“Unlike shingles and other materials, metal does not have to be white to be reflective,” Anderson explains. “Today, even darker coloured paints can be engineered with reflective pigments to help reduce the ‘urban heat island effect’ and lower a building’s cooling cost in the summer.”

“When the transfer of heat and cold is minimized, a building can make do with a smaller heating/cooling unit that consumes less energy,” Read adds.

Durability comes into play as well. “With a service life that stretches beyond a generation, metal is a truly sustainable material choice,” Anderson says.

Forces both within and outside the industry continue to make metal roofing and cladding more attractive options.

“Energy and building codes are changing, with more emphasis on thermal efficiency,” Read notes. “With continued emphasis on green construction and energy savings, insulated metal panel systems (IMPs) offer almost three times the R-value of traditional fiberglass insulation and will be seen as cost-efficient, easy solutions to achieving energy efficiency and LEED/energy code compliance.”

Manufacturers are also chipping away at the cost barrier. “Metal roofs and walls can be assembled quickly at the job site, allowing fast occupancy,” says Read. “Some industry estimates show time savings of as much as one-third that of conventional construction time.”
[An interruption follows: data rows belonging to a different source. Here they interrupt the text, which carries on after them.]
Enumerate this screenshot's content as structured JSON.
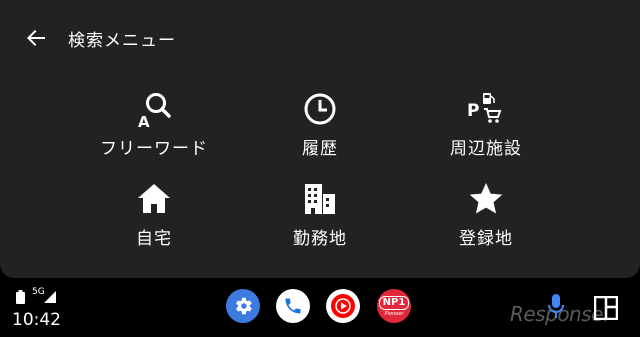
{
  "header": {
    "title": "検索メニュー"
  },
  "menu": [
    {
      "label": "フリーワード",
      "icon": "search-a-icon"
    },
    {
      "label": "履歴",
      "icon": "clock-icon"
    },
    {
      "label": "周辺施設",
      "icon": "parking-fuel-shopping-icon"
    },
    {
      "label": "自宅",
      "icon": "home-icon"
    },
    {
      "label": "勤務地",
      "icon": "office-building-icon"
    },
    {
      "label": "登録地",
      "icon": "star-icon"
    }
  ],
  "status": {
    "time": "10:42",
    "network": "5G"
  },
  "dock": [
    {
      "name": "settings",
      "color": "#3d7be0"
    },
    {
      "name": "phone",
      "color": "#ffffff"
    },
    {
      "name": "youtube-music",
      "color": "#ffffff"
    },
    {
      "name": "npi-pioneer",
      "color": "#e0283a",
      "text": "NP1",
      "sub": "Pioneer"
    }
  ],
  "watermark": "Response."
}
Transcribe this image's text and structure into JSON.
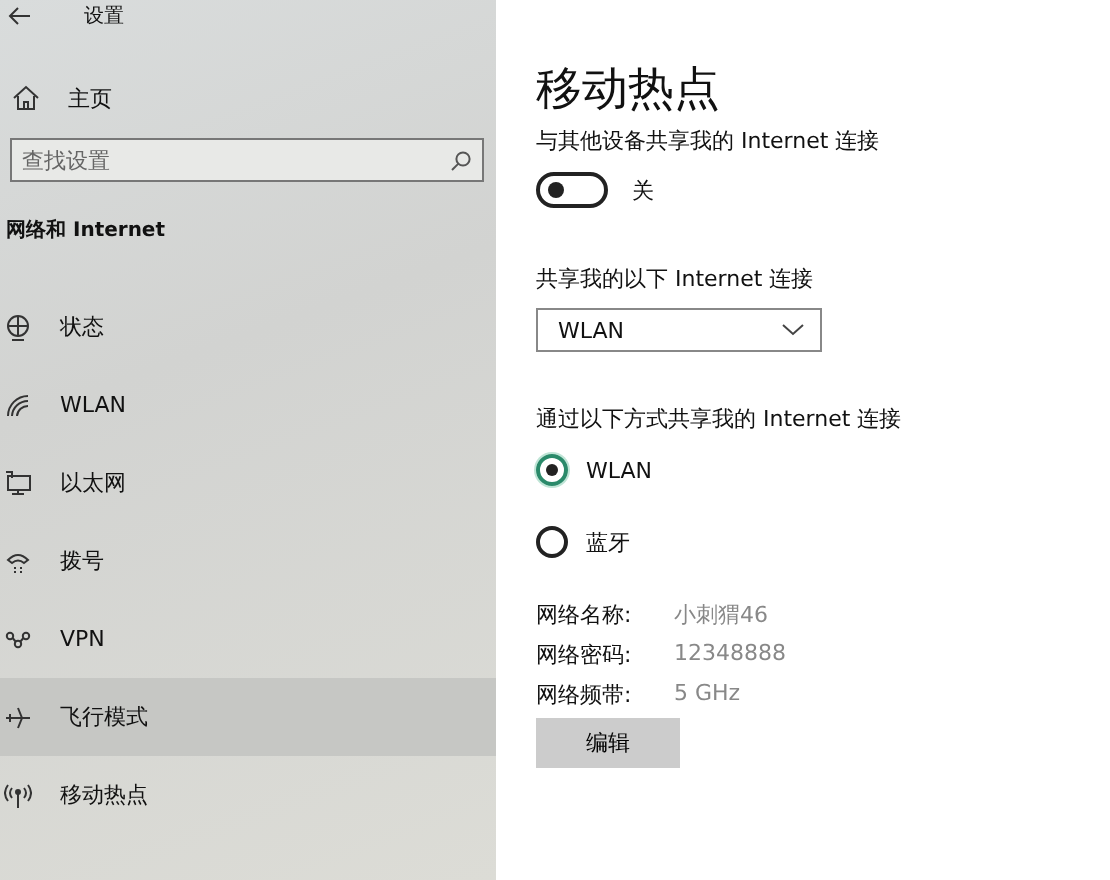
{
  "window": {
    "title": "设置"
  },
  "sidebar": {
    "home": "主页",
    "search": {
      "placeholder": "查找设置"
    },
    "section": "网络和 Internet",
    "items": [
      {
        "label": "状态",
        "kind": "status",
        "highlighted": false
      },
      {
        "label": "WLAN",
        "kind": "wlan",
        "highlighted": false
      },
      {
        "label": "以太网",
        "kind": "ethernet",
        "highlighted": false
      },
      {
        "label": "拨号",
        "kind": "dialup",
        "highlighted": false
      },
      {
        "label": "VPN",
        "kind": "vpn",
        "highlighted": false
      },
      {
        "label": "飞行模式",
        "kind": "airplane",
        "highlighted": true
      },
      {
        "label": "移动热点",
        "kind": "hotspot",
        "highlighted": false
      }
    ]
  },
  "content": {
    "title": "移动热点",
    "share_label": "与其他设备共享我的 Internet 连接",
    "toggle": {
      "on": false,
      "label": "关"
    },
    "source_label": "共享我的以下 Internet 连接",
    "source": {
      "value": "WLAN"
    },
    "method_label": "通过以下方式共享我的 Internet 连接",
    "methods": [
      {
        "label": "WLAN",
        "selected": true
      },
      {
        "label": "蓝牙",
        "selected": false
      }
    ],
    "info": [
      {
        "label": "网络名称:",
        "value": "小刺猬46"
      },
      {
        "label": "网络密码:",
        "value": "12348888"
      },
      {
        "label": "网络频带:",
        "value": "5 GHz"
      }
    ],
    "edit_button": "编辑"
  }
}
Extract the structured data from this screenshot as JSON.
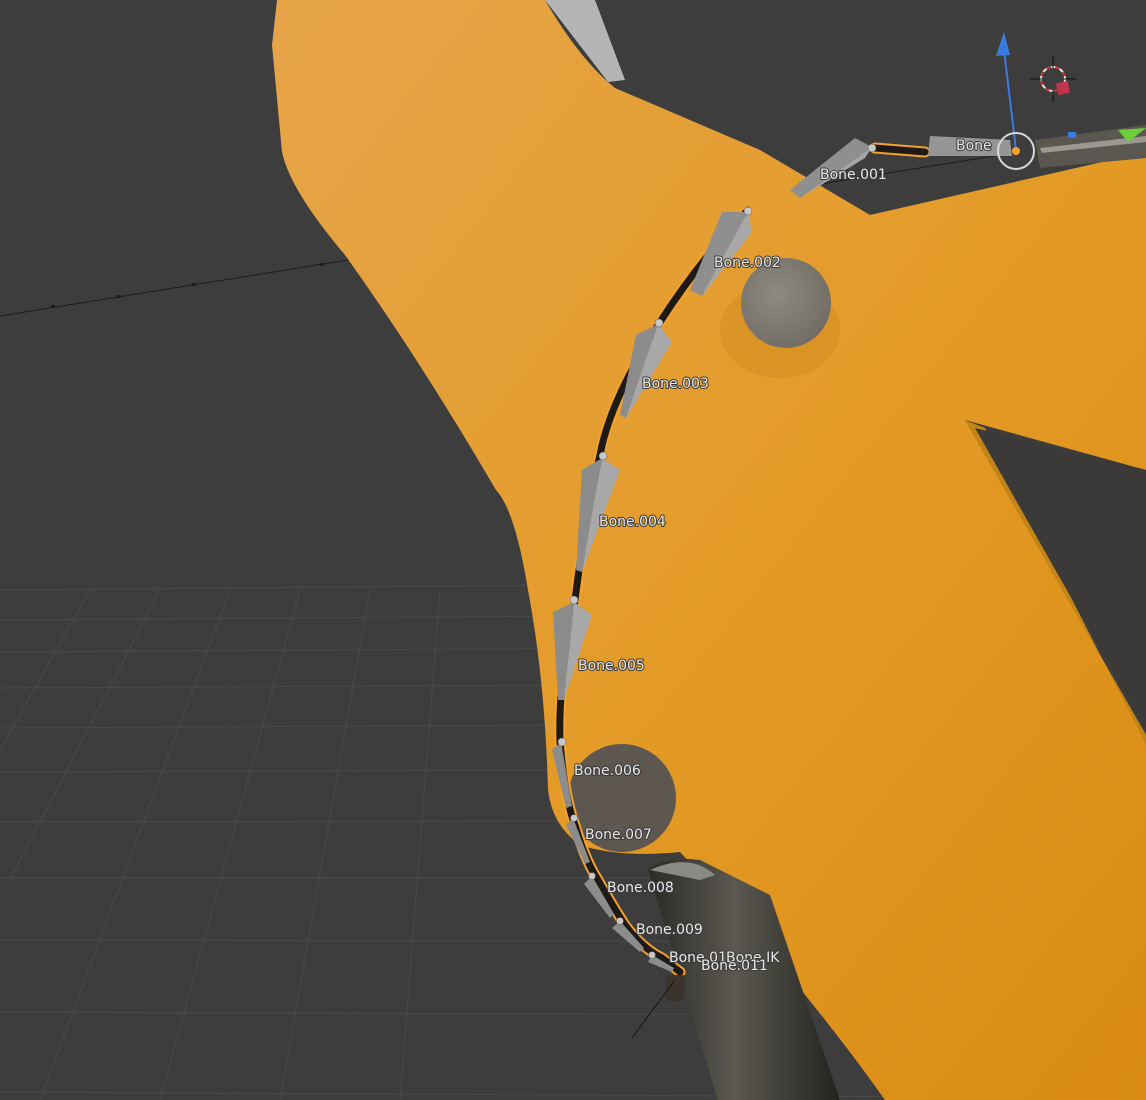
{
  "viewport": {
    "background": "#3d3d3d",
    "grid_color": "#4a4a4a",
    "mesh_color": "#e1951f",
    "bone_color": "#8c8c8c",
    "selection_color": "#f5a12b",
    "gizmo_z_color": "#3b7be0",
    "gizmo_y_color": "#6fcf3a"
  },
  "bones": [
    {
      "name": "Bone"
    },
    {
      "name": "Bone.001"
    },
    {
      "name": "Bone.002"
    },
    {
      "name": "Bone.003"
    },
    {
      "name": "Bone.004"
    },
    {
      "name": "Bone.005"
    },
    {
      "name": "Bone.006"
    },
    {
      "name": "Bone.007"
    },
    {
      "name": "Bone.008"
    },
    {
      "name": "Bone.009"
    },
    {
      "name": "Bone.01"
    },
    {
      "name": "Bone.IK"
    },
    {
      "name": "Bone.011"
    }
  ],
  "icons": {
    "cursor": "3d-cursor-icon",
    "light": "light-icon",
    "transform": "transform-gizmo-icon"
  }
}
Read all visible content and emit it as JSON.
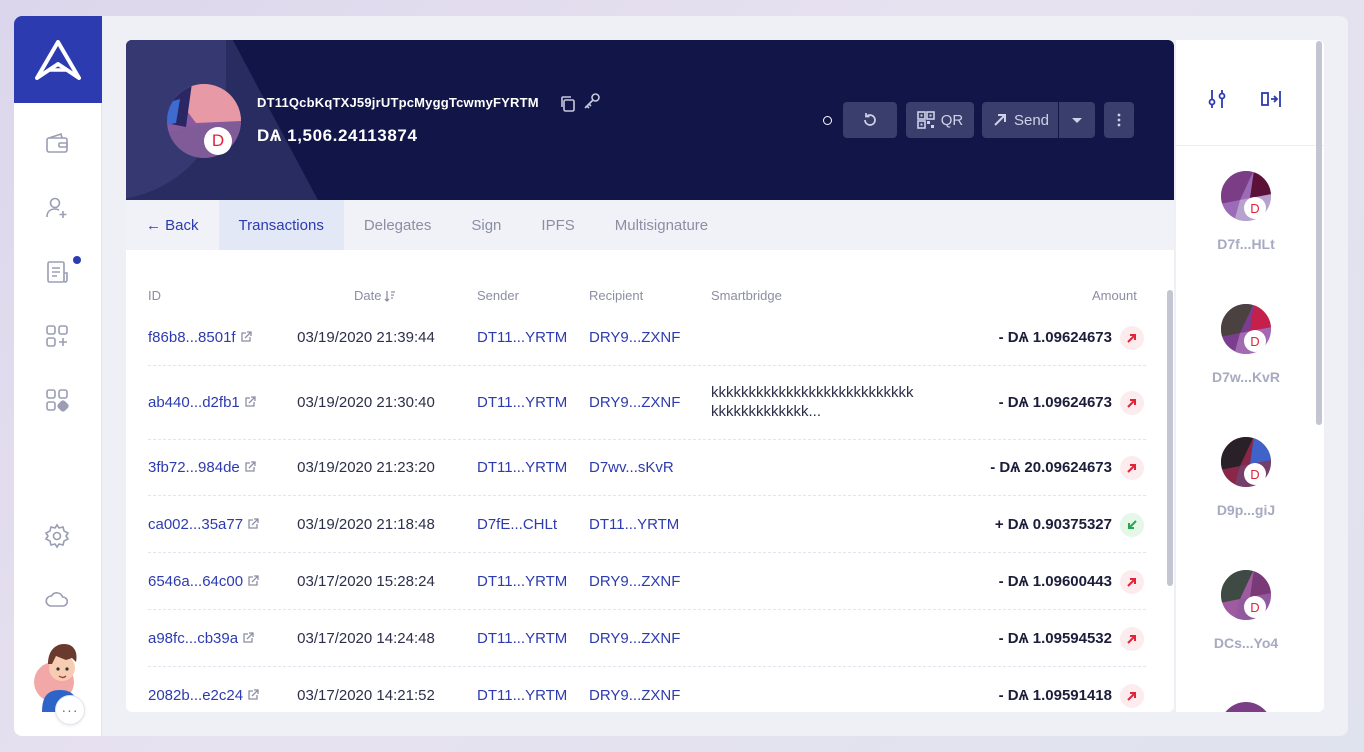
{
  "wallet": {
    "address": "DT11QcbKqTXJ59jrUTpcMyggTcwmyFYRTM",
    "balance": "DѦ 1,506.24113874",
    "avatar_letter": "D"
  },
  "header_buttons": {
    "qr_label": "QR",
    "send_label": "Send"
  },
  "tabs": [
    {
      "label": "← Back"
    },
    {
      "label": "Transactions"
    },
    {
      "label": "Delegates"
    },
    {
      "label": "Sign"
    },
    {
      "label": "IPFS"
    },
    {
      "label": "Multisignature"
    }
  ],
  "table": {
    "headers": {
      "id": "ID",
      "date": "Date",
      "sender": "Sender",
      "recipient": "Recipient",
      "smartbridge": "Smartbridge",
      "amount": "Amount"
    },
    "rows": [
      {
        "id": "f86b8...8501f",
        "date": "03/19/2020 21:39:44",
        "sender": "DT11...YRTM",
        "recipient": "DRY9...ZXNF",
        "smartbridge": "",
        "smartbridge2": "",
        "amount": "- DѦ 1.09624673",
        "direction": "out"
      },
      {
        "id": "ab440...d2fb1",
        "date": "03/19/2020 21:30:40",
        "sender": "DT11...YRTM",
        "recipient": "DRY9...ZXNF",
        "smartbridge": "kkkkkkkkkkkkkkkkkkkkkkkkkkk",
        "smartbridge2": "kkkkkkkkkkkkk...",
        "amount": "- DѦ 1.09624673",
        "direction": "out"
      },
      {
        "id": "3fb72...984de",
        "date": "03/19/2020 21:23:20",
        "sender": "DT11...YRTM",
        "recipient": "D7wv...sKvR",
        "smartbridge": "",
        "smartbridge2": "",
        "amount": "- DѦ 20.09624673",
        "direction": "out"
      },
      {
        "id": "ca002...35a77",
        "date": "03/19/2020 21:18:48",
        "sender": "D7fE...CHLt",
        "recipient": "DT11...YRTM",
        "smartbridge": "",
        "smartbridge2": "",
        "amount": "+ DѦ 0.90375327",
        "direction": "in"
      },
      {
        "id": "6546a...64c00",
        "date": "03/17/2020 15:28:24",
        "sender": "DT11...YRTM",
        "recipient": "DRY9...ZXNF",
        "smartbridge": "",
        "smartbridge2": "",
        "amount": "- DѦ 1.09600443",
        "direction": "out"
      },
      {
        "id": "a98fc...cb39a",
        "date": "03/17/2020 14:24:48",
        "sender": "DT11...YRTM",
        "recipient": "DRY9...ZXNF",
        "smartbridge": "",
        "smartbridge2": "",
        "amount": "- DѦ 1.09594532",
        "direction": "out"
      },
      {
        "id": "2082b...e2c24",
        "date": "03/17/2020 14:21:52",
        "sender": "DT11...YRTM",
        "recipient": "DRY9...ZXNF",
        "smartbridge": "",
        "smartbridge2": "",
        "amount": "- DѦ 1.09591418",
        "direction": "out"
      }
    ]
  },
  "wallets_panel": [
    {
      "name": "D7f...HLt",
      "letter": "D"
    },
    {
      "name": "D7w...KvR",
      "letter": "D"
    },
    {
      "name": "D9p...giJ",
      "letter": "D"
    },
    {
      "name": "DCs...Yo4",
      "letter": "D"
    }
  ],
  "more_label": "···",
  "colors": {
    "accent": "#2d3bb0",
    "header_bg": "#111547",
    "outgoing": "#e0243a",
    "incoming": "#27a64b"
  },
  "icons": [
    "wallet-icon",
    "add-contact-icon",
    "announcements-icon",
    "plugin-add-icon",
    "plugin-manager-icon",
    "settings-icon",
    "network-cloud-icon",
    "copy-icon",
    "key-icon",
    "refresh-icon",
    "qr-icon",
    "send-icon",
    "chevron-down-icon",
    "more-vertical-icon",
    "sort-icon",
    "external-link-icon",
    "sliders-icon",
    "expand-icon"
  ]
}
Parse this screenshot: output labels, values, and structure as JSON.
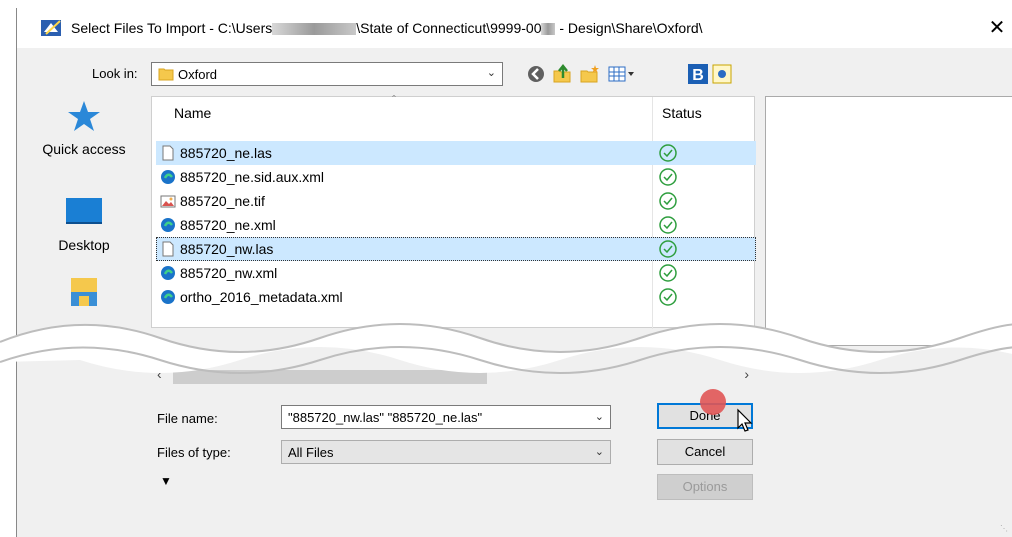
{
  "window": {
    "title_prefix": "Select Files To Import - C:\\Users",
    "title_suffix": "\\State of Connecticut\\9999-00",
    "title_end": " - Design\\Share\\Oxford\\",
    "close_label": "✕"
  },
  "toolbar": {
    "look_in_label": "Look in:",
    "look_in_value": "Oxford"
  },
  "places": [
    {
      "label": "Quick access",
      "icon": "star-icon"
    },
    {
      "label": "Desktop",
      "icon": "desktop-icon"
    },
    {
      "label": "",
      "icon": "folder-icon"
    }
  ],
  "file_list": {
    "columns": [
      "Name",
      "Status"
    ],
    "files": [
      {
        "name": "885720_ne.las",
        "icon": "blank-file-icon",
        "selected": true
      },
      {
        "name": "885720_ne.sid.aux.xml",
        "icon": "edge-icon",
        "selected": false
      },
      {
        "name": "885720_ne.tif",
        "icon": "image-file-icon",
        "selected": false
      },
      {
        "name": "885720_ne.xml",
        "icon": "edge-icon",
        "selected": false
      },
      {
        "name": "885720_nw.las",
        "icon": "blank-file-icon",
        "selected": true
      },
      {
        "name": "885720_nw.xml",
        "icon": "edge-icon",
        "selected": false
      },
      {
        "name": "ortho_2016_metadata.xml",
        "icon": "edge-icon",
        "selected": false
      }
    ]
  },
  "form": {
    "file_name_label": "File name:",
    "file_name_value": "\"885720_nw.las\" \"885720_ne.las\"",
    "files_of_type_label": "Files of type:",
    "files_of_type_value": "All Files"
  },
  "buttons": {
    "done": "Done",
    "cancel": "Cancel",
    "options": "Options"
  },
  "colors": {
    "selection": "#cce8ff",
    "status_green": "#2e9e3e",
    "primary_border": "#0078d7"
  }
}
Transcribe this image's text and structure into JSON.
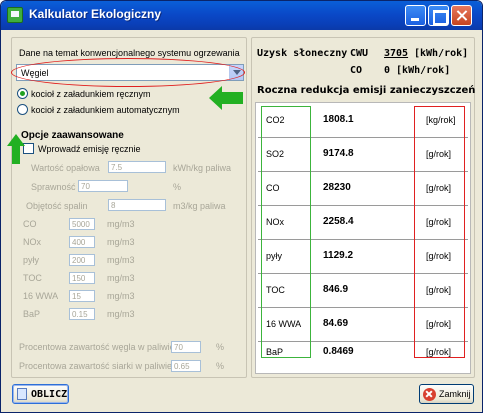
{
  "window": {
    "title": "Kalkulator Ekologiczny"
  },
  "left": {
    "system_label": "Dane na temat konwencjonalnego systemu ogrzewania",
    "fuel_select": "Węgiel",
    "radio_manual": "kocioł z załadunkiem ręcznym",
    "radio_auto": "kocioł z załadunkiem automatycznym",
    "advanced_title": "Opcje zaawansowane",
    "manual_emission": "Wprowadź emisję ręcznie",
    "fields": [
      {
        "label": "Wartość opałowa",
        "value": "7.5",
        "unit": "kWh/kg paliwa"
      },
      {
        "label": "Sprawność kotła",
        "value": "70",
        "unit": "%"
      },
      {
        "label": "Objętość spalin",
        "value": "8",
        "unit": "m3/kg paliwa"
      }
    ],
    "emissions": [
      {
        "label": "CO",
        "value": "5000",
        "unit": "mg/m3"
      },
      {
        "label": "NOx",
        "value": "400",
        "unit": "mg/m3"
      },
      {
        "label": "pyły",
        "value": "200",
        "unit": "mg/m3"
      },
      {
        "label": "TOC",
        "value": "150",
        "unit": "mg/m3"
      },
      {
        "label": "16 WWA",
        "value": "15",
        "unit": "mg/m3"
      },
      {
        "label": "BaP",
        "value": "0.15",
        "unit": "mg/m3"
      }
    ],
    "carbon_label": "Procentowa zawartość węgla w paliwie",
    "carbon_value": "70",
    "carbon_unit": "%",
    "sulfur_label": "Procentowa zawartość siarki w paliwie",
    "sulfur_value": "0.65",
    "sulfur_unit": "%"
  },
  "right": {
    "uzysk_title": "Uzysk słoneczny",
    "cwu_label": "CWU",
    "cwu_value": "3705",
    "cwu_unit": "[kWh/rok]",
    "co_label": "CO",
    "co_value": "0 [kWh/rok]",
    "reduction_title": "Roczna redukcja emisji zanieczyszczeń",
    "rows": [
      {
        "name": "CO2",
        "value": "1808.1",
        "unit": "[kg/rok]"
      },
      {
        "name": "SO2",
        "value": "9174.8",
        "unit": "[g/rok]"
      },
      {
        "name": "CO",
        "value": "28230",
        "unit": "[g/rok]"
      },
      {
        "name": "NOx",
        "value": "2258.4",
        "unit": "[g/rok]"
      },
      {
        "name": "pyły",
        "value": "1129.2",
        "unit": "[g/rok]"
      },
      {
        "name": "TOC",
        "value": "846.9",
        "unit": "[g/rok]"
      },
      {
        "name": "16 WWA",
        "value": "84.69",
        "unit": "[g/rok]"
      },
      {
        "name": "BaP",
        "value": "0.8469",
        "unit": "[g/rok]"
      }
    ]
  },
  "buttons": {
    "calculate": "OBLICZ",
    "close": "Zamknij"
  },
  "colors": {
    "title_blue": "#0a49c8",
    "highlight_red": "#e02020",
    "highlight_green": "#3cb43c",
    "arrow_green": "#22b022"
  }
}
Construction expense also counts as a point in favour of metal roofs and cladding, given how simple they are for trained workers to install relative to traditional options. “Metal is less dependent on the skill of the installer to make it perfect,” Davies says.

Since skill still matters, the CSSBI is taking measures to add to the talent pool. “We’ve created a website,, to attract contractors to do the work and show the public the applications, the benefits of steel roofing,” says Fox.

The Roofing Contractors of BC are also encouraging people to join the industry. Hofler mentions a recruiting video slated to debut in 2011, development of a curriculum for a three-year architectural sheet metal program and the construction of another facility to train the installers of tomorrow.

“This particular industry has always been an offshoot of sheet metal,” Hofler admits, “but it is now recognized as a specialized career in itself.”

For a PDF of this article, click p.21. 23, 24Metal Roofing_Aug10.